Artificial intelligence and robotics are rapidly advancing. Humans are increasingly often affected by autonomous machines making choices with moral repercussions. At the same time, classical research in robotics shows that people are adverse to robots that appear eerily human – a phenomenon commonly referred to as the uncanny valley effect. Yet, little is known about how machines’ appearances influence how human evaluate their moral choices. Here we integrate the uncanny valley effect into moral psychology. In two experiments we test whether humans evaluate identical moral choices made by robots differently depending on the robots’ appearance. Participants evaluated either deontological (“rule based”) or utilitarian (“consequence based”) moral decisions made by different robots. The results provide first indication that people evaluate moral choices by robots that resemble humans as less moral compared to the same moral choices made by humans or non-human robots: a moral uncanny valley effect. We discuss the implications of our findings for moral psychology, social robotics and AI-safety policy.
Bibliographical noteA Correction to this article was published on 25 March 2021, DOI: 10.1007/s12369-020-00738-6.
Fields of Science

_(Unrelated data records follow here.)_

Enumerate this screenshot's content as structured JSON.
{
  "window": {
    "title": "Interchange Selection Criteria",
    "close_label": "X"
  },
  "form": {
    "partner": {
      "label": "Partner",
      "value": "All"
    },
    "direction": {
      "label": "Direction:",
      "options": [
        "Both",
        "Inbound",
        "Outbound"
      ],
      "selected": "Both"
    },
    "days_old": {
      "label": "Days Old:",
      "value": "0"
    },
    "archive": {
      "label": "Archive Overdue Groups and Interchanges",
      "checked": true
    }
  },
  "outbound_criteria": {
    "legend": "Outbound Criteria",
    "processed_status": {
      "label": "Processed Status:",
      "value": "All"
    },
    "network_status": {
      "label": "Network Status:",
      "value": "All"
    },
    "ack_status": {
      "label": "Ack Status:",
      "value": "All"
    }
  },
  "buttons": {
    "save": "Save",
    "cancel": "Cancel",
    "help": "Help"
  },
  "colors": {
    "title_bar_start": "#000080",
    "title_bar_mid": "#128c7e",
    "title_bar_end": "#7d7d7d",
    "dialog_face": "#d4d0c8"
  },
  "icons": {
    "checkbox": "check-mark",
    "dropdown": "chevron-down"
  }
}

- Moral psychology
- Uncanny valley
- 113 Computer and information sciences
- 515 Psychology
- 611 Philosophy